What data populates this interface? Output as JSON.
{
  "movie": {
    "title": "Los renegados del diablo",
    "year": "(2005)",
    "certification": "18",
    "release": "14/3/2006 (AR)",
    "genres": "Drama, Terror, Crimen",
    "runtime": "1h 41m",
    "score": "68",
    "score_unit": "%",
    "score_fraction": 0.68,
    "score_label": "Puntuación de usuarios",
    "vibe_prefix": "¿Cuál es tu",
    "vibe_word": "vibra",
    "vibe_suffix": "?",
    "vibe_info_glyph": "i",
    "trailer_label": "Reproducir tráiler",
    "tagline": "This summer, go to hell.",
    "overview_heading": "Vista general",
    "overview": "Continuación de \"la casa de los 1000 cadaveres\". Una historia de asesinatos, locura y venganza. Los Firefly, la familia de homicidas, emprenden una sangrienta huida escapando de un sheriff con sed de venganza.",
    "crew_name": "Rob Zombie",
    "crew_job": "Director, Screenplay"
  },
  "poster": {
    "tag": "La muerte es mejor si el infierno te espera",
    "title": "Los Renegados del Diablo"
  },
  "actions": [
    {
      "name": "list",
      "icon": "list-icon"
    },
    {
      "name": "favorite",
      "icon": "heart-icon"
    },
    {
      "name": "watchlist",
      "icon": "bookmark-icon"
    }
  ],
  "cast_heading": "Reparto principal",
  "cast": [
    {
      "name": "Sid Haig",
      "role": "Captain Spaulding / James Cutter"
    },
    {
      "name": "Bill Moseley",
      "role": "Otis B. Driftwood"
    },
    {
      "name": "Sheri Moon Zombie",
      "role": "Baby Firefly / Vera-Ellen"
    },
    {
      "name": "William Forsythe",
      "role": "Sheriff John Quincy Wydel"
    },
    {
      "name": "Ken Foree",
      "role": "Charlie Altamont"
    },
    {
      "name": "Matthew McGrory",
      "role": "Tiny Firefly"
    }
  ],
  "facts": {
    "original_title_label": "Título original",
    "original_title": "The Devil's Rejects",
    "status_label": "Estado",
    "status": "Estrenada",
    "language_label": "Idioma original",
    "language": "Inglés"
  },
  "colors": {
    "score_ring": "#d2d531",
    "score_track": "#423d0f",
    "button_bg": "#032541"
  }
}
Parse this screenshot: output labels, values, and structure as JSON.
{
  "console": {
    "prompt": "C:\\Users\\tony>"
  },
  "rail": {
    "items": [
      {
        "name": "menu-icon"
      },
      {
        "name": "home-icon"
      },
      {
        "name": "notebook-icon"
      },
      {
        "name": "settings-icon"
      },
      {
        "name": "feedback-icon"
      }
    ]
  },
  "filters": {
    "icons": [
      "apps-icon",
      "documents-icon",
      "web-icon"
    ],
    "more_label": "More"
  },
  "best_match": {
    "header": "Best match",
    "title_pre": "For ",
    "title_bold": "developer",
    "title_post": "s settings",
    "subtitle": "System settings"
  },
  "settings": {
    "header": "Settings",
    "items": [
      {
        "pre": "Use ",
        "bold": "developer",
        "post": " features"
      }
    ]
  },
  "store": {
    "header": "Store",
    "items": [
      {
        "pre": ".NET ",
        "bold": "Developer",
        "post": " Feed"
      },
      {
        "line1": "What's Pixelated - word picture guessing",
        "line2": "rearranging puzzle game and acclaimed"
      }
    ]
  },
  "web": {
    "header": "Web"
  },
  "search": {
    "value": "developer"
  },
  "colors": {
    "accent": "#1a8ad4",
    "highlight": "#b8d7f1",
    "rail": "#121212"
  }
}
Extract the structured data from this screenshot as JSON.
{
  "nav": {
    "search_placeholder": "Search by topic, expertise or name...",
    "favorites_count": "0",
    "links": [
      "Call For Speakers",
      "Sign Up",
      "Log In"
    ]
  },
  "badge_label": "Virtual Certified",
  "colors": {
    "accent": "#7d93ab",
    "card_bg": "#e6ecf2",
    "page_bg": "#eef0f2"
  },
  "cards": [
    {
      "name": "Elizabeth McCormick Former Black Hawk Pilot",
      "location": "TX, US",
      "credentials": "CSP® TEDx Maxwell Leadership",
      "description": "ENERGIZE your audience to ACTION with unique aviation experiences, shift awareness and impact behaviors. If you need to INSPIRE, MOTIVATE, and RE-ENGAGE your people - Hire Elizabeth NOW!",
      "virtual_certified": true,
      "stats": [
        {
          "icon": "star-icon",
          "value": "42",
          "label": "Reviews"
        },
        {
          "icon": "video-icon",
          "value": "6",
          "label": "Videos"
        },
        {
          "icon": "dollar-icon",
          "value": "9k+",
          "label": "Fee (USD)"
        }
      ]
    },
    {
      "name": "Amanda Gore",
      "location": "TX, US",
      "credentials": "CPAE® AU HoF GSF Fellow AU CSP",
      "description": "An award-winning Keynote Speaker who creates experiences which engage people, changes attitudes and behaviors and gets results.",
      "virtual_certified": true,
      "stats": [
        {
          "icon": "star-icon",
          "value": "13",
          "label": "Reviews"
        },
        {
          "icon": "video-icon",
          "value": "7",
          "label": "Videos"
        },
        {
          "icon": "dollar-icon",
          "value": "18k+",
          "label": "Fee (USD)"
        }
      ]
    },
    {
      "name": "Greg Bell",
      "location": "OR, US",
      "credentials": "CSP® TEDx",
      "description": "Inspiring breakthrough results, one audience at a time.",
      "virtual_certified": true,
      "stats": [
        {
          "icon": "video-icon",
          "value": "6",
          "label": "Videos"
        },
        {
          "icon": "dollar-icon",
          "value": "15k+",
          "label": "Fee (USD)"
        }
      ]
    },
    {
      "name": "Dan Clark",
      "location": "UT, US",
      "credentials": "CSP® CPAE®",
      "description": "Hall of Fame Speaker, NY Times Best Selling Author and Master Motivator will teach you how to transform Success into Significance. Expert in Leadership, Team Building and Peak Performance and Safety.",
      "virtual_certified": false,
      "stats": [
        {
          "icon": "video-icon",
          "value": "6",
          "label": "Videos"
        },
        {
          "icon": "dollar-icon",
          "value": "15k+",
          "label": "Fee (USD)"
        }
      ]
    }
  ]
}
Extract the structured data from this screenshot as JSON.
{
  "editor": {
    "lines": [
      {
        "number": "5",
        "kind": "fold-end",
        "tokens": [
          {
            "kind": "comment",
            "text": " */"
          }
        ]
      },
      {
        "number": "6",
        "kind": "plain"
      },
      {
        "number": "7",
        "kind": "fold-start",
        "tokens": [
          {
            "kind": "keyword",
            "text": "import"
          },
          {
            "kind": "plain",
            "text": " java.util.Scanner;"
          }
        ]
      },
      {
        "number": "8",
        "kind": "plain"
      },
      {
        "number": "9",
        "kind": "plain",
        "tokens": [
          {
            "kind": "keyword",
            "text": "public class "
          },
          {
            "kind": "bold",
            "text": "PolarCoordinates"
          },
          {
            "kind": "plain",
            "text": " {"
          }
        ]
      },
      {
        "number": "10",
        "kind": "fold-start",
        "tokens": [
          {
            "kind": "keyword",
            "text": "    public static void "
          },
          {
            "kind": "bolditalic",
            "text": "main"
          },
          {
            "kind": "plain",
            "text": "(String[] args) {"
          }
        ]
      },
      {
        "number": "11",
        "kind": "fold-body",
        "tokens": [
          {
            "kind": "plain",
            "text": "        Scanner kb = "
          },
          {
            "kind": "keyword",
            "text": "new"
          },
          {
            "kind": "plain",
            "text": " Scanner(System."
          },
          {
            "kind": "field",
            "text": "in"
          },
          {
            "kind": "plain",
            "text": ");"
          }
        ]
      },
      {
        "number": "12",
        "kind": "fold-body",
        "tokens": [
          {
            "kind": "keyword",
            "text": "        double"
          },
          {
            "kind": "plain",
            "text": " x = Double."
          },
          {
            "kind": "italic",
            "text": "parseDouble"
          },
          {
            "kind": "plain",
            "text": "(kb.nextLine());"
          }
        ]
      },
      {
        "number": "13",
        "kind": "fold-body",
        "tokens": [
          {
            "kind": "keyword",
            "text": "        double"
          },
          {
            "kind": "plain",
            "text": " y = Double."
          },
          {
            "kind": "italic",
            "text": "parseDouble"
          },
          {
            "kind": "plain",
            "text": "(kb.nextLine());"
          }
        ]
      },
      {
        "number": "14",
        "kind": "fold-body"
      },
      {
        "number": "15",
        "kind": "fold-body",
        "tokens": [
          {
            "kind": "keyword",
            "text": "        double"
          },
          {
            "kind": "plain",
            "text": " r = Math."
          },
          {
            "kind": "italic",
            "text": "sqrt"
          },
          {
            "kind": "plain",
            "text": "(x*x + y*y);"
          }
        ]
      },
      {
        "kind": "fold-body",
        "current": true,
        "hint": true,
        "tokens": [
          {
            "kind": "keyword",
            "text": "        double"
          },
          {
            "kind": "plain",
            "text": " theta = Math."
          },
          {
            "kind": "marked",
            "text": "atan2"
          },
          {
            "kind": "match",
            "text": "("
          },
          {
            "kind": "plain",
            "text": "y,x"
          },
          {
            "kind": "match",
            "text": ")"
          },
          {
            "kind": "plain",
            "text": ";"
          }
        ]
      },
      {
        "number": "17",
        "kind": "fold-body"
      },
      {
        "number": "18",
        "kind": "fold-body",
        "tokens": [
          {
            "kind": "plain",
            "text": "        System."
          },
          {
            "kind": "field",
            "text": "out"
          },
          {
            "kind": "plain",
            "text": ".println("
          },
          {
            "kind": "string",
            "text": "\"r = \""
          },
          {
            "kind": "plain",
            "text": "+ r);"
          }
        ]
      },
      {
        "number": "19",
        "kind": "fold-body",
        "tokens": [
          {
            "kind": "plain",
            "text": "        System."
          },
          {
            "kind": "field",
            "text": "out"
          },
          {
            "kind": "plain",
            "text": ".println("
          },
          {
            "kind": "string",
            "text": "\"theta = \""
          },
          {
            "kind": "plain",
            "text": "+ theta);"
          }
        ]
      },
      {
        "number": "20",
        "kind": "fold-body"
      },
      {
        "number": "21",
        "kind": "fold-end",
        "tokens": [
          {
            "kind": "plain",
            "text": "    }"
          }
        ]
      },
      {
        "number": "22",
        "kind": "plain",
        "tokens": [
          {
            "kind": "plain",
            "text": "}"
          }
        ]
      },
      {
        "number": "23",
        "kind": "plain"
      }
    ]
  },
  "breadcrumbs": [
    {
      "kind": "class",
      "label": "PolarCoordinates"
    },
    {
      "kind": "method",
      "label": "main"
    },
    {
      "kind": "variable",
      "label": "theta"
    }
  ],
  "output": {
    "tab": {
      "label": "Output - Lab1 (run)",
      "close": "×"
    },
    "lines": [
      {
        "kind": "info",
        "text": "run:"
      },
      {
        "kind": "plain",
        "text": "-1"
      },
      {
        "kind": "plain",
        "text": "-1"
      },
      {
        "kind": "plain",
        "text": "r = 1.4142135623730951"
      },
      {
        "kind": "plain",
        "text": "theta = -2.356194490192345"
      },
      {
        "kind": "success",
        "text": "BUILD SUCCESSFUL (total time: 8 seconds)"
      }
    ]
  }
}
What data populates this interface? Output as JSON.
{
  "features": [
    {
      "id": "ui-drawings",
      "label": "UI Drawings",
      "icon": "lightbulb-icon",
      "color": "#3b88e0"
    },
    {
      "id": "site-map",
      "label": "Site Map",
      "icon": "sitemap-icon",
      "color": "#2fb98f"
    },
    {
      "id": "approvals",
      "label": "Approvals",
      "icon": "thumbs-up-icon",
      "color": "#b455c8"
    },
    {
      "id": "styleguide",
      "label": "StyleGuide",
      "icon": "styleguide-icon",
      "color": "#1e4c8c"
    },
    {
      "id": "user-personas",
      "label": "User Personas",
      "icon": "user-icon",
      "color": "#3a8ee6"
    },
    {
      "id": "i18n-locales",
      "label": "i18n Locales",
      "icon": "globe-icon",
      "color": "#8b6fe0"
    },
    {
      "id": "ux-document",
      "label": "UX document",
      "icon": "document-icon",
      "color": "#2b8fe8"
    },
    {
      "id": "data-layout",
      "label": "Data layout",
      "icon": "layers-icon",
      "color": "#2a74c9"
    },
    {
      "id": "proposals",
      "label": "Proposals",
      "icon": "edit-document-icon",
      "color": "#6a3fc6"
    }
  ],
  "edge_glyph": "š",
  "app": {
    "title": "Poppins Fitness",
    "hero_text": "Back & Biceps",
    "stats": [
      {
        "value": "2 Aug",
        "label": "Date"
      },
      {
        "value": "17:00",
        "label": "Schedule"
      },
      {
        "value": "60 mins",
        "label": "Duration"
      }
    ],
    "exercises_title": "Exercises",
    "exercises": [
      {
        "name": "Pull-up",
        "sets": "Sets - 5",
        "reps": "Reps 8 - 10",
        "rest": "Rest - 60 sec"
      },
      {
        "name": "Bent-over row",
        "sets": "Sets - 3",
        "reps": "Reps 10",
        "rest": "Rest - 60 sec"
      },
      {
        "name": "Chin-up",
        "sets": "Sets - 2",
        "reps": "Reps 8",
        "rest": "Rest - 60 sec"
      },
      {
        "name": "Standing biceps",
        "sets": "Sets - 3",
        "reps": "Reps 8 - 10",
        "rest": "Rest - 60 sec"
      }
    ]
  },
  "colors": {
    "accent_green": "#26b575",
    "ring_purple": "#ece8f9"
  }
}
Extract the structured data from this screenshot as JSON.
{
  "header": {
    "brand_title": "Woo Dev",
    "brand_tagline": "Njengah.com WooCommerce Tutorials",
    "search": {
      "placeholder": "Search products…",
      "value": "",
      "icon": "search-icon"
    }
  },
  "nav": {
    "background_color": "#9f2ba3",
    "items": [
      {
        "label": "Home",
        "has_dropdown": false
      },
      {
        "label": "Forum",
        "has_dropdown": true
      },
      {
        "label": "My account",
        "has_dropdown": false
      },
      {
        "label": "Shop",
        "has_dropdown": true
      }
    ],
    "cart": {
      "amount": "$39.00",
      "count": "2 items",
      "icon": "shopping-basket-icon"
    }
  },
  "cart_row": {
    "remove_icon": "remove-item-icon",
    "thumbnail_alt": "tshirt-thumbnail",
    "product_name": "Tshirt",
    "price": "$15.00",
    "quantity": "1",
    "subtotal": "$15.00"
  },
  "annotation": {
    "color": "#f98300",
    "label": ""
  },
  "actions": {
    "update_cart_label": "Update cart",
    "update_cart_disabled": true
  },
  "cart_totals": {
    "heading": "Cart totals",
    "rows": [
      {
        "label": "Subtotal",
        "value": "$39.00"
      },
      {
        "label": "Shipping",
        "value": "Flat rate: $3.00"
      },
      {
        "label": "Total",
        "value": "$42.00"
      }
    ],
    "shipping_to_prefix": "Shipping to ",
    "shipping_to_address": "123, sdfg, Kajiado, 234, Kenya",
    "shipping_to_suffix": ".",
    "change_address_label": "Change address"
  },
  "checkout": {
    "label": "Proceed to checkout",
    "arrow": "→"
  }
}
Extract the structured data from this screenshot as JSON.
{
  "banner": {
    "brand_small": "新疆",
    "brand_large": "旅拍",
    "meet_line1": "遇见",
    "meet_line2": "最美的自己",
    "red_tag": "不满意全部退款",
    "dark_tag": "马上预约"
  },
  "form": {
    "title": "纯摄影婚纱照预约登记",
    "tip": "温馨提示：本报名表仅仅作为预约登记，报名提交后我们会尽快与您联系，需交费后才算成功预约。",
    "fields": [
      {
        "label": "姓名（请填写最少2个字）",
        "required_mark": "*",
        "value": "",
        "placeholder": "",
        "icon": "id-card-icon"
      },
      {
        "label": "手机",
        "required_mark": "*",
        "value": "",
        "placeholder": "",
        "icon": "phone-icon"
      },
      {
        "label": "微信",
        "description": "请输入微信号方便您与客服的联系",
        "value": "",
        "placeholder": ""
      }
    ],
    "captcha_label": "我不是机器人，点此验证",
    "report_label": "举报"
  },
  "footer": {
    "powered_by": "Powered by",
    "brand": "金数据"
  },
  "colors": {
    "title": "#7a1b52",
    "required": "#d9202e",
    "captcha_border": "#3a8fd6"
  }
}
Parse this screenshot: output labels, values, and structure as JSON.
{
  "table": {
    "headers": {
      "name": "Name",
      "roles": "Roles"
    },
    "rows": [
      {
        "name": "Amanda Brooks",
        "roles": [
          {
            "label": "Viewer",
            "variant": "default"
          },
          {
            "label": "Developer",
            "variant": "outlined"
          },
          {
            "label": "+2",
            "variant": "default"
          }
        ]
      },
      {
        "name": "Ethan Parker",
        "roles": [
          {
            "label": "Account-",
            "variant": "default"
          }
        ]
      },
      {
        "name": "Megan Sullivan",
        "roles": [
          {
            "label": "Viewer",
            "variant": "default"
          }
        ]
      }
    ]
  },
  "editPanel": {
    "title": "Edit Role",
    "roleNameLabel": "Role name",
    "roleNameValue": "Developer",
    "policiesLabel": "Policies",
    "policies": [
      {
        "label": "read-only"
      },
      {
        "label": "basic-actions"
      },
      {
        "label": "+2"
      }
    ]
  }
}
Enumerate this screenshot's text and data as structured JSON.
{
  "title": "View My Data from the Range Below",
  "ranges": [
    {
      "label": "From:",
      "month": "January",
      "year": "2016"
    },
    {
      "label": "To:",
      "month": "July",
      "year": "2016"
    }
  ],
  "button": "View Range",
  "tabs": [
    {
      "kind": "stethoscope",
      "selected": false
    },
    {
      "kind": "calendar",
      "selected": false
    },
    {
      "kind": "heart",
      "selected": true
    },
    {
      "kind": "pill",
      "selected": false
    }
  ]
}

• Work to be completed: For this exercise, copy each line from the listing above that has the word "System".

• Solution to this problem:
    "subtitle": "System settings"
            "text": " Scanner(System."
            "text": "        System."
            "text": "        System."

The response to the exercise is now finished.